**Directions for this task:**
Find every line below with "Information" in it and give only how many there are.

Interface dataset entries
┌────────
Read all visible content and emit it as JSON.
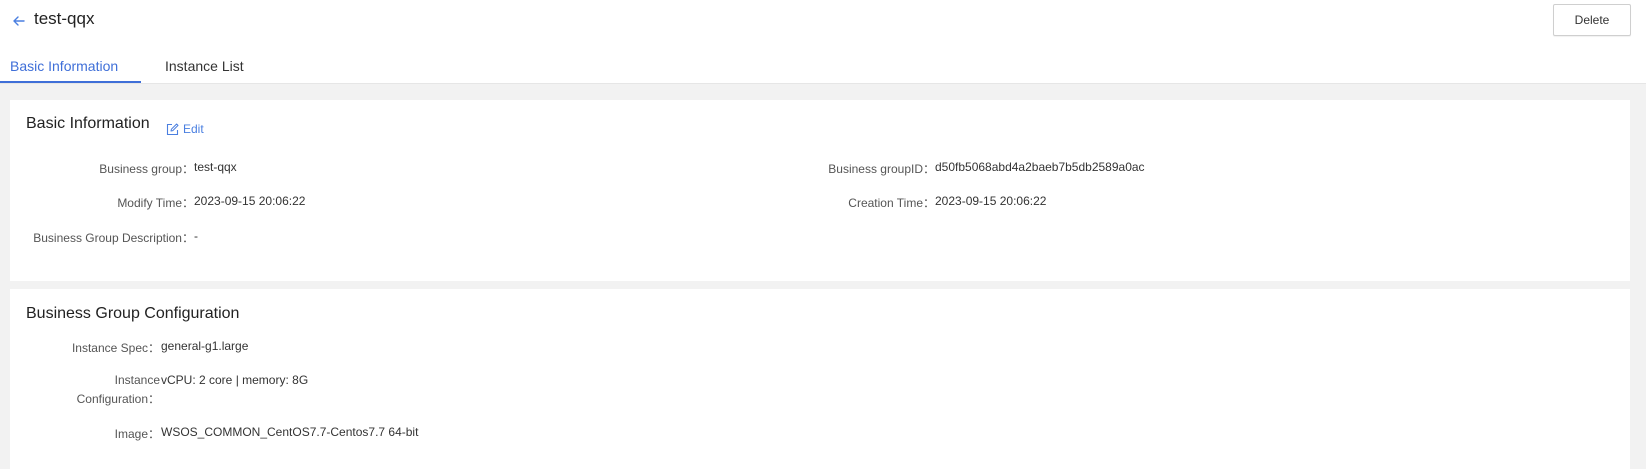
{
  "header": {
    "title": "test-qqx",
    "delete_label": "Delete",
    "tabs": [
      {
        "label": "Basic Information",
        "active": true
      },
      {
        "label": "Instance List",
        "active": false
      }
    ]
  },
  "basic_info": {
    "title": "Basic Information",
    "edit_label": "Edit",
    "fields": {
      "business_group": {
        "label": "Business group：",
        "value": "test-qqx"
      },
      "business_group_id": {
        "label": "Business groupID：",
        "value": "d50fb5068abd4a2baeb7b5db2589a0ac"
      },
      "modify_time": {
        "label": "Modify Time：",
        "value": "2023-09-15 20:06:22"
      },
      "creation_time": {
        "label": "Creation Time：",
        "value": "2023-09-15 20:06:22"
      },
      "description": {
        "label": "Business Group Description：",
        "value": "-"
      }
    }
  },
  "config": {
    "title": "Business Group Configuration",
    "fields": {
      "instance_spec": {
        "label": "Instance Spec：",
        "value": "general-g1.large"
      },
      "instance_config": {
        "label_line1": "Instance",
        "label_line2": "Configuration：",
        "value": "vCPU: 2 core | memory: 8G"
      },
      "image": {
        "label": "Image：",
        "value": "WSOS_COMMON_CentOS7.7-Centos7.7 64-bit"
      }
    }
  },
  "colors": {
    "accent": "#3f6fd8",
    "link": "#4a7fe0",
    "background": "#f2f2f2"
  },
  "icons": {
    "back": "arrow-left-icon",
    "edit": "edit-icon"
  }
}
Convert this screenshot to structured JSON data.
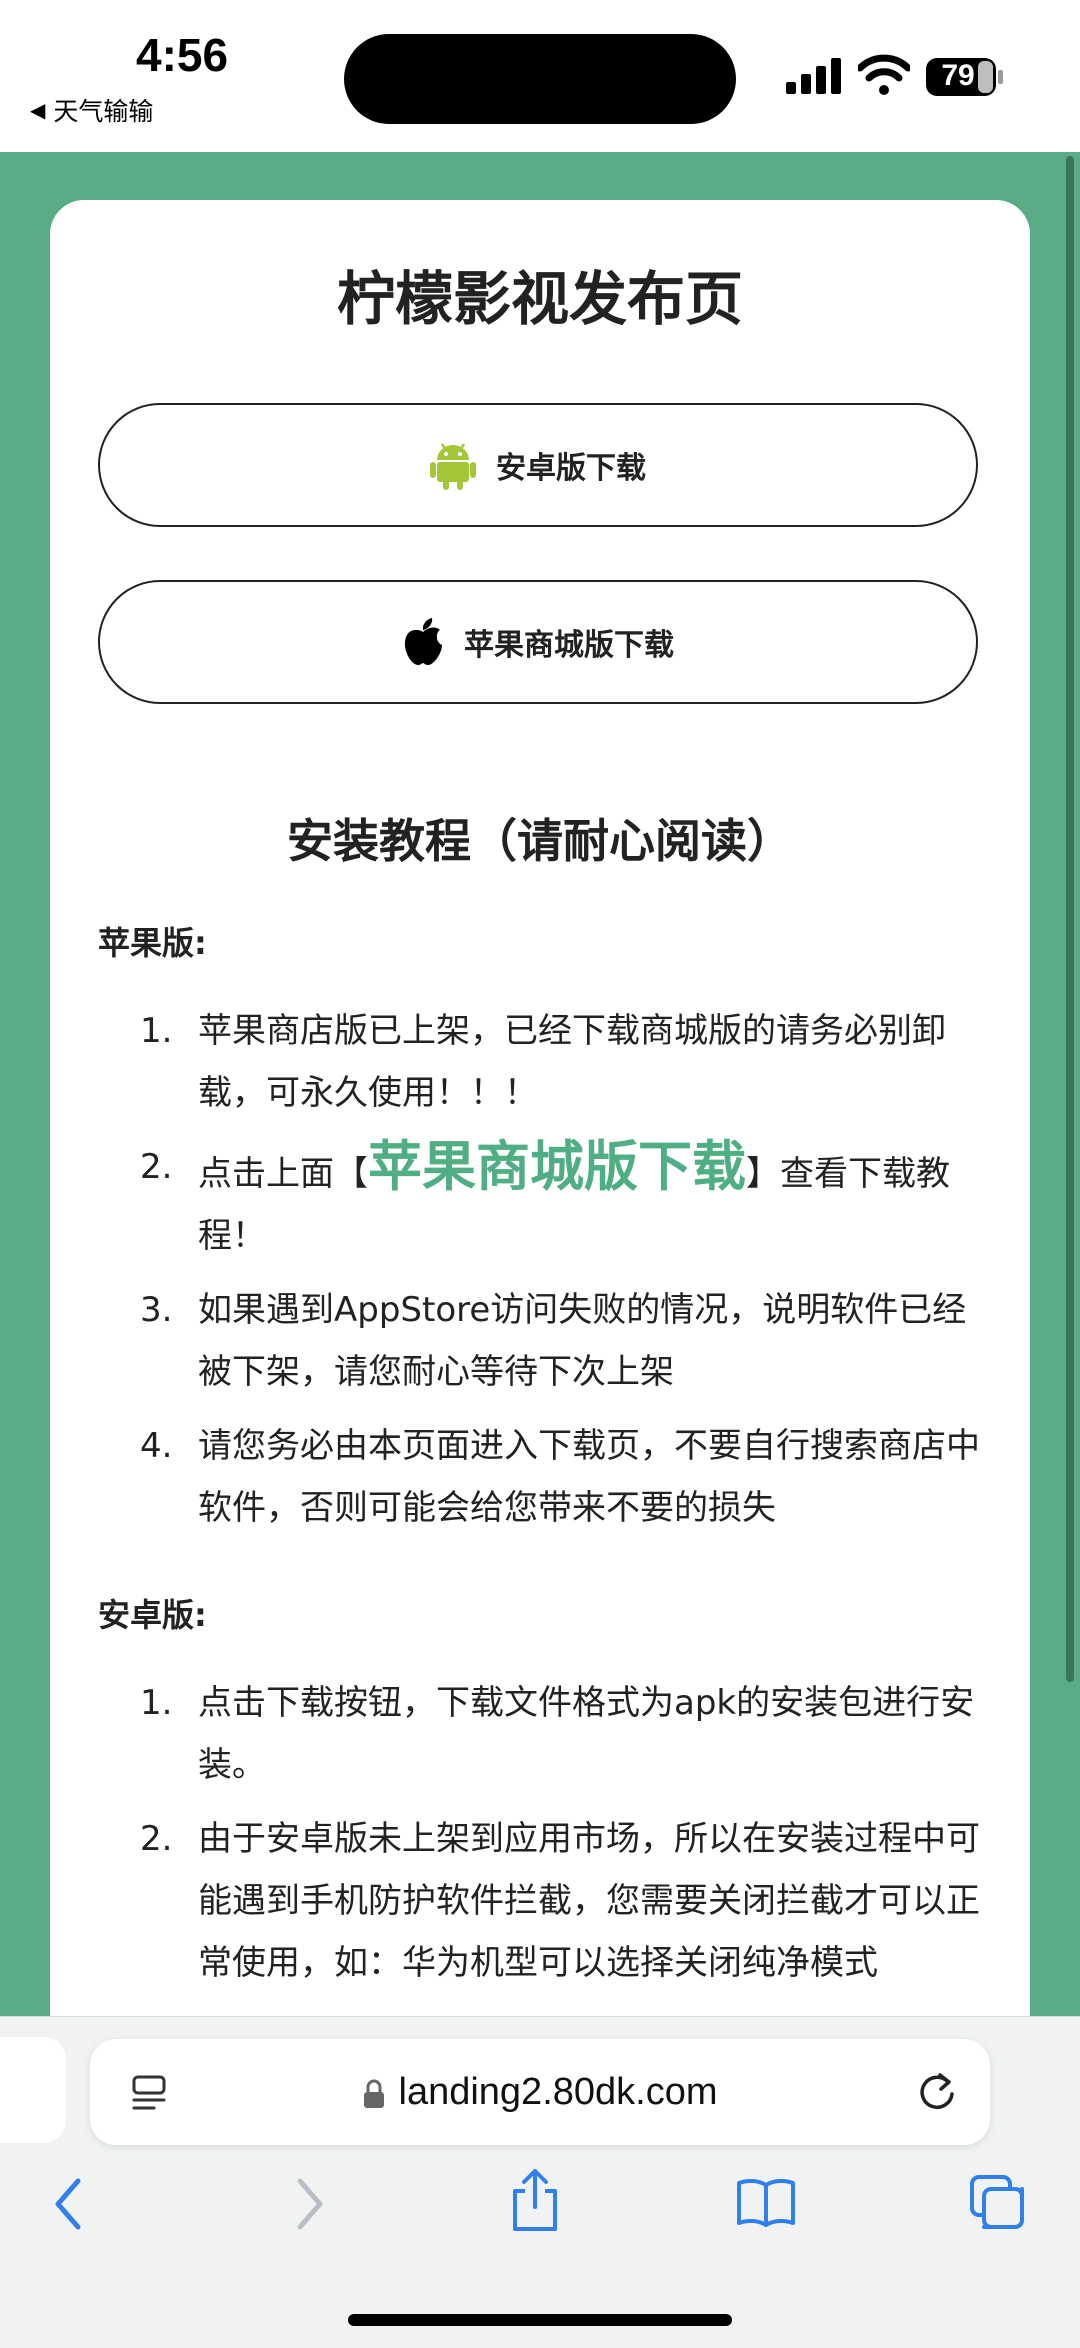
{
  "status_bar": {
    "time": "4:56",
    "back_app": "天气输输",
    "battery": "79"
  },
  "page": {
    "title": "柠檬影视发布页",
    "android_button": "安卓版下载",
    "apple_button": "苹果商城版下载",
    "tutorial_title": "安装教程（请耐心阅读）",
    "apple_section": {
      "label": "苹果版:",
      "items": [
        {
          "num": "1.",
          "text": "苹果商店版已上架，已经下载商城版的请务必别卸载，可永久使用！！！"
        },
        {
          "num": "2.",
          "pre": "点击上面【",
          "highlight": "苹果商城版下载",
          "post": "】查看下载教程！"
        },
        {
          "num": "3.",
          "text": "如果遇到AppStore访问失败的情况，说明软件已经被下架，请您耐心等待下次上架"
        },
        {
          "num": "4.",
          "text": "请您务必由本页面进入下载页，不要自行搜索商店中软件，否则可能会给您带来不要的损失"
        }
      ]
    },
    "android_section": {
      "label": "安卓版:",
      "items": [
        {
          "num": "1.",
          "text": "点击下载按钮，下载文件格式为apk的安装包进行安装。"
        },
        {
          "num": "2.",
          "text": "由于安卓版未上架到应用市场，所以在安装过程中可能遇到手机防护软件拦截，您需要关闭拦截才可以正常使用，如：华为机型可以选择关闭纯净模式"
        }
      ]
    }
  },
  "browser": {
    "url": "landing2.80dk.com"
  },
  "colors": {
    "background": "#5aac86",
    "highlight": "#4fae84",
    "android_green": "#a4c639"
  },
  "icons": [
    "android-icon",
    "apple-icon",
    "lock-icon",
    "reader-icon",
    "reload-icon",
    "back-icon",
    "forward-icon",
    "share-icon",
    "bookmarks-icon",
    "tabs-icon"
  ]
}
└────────
**Solution to the problem:**
2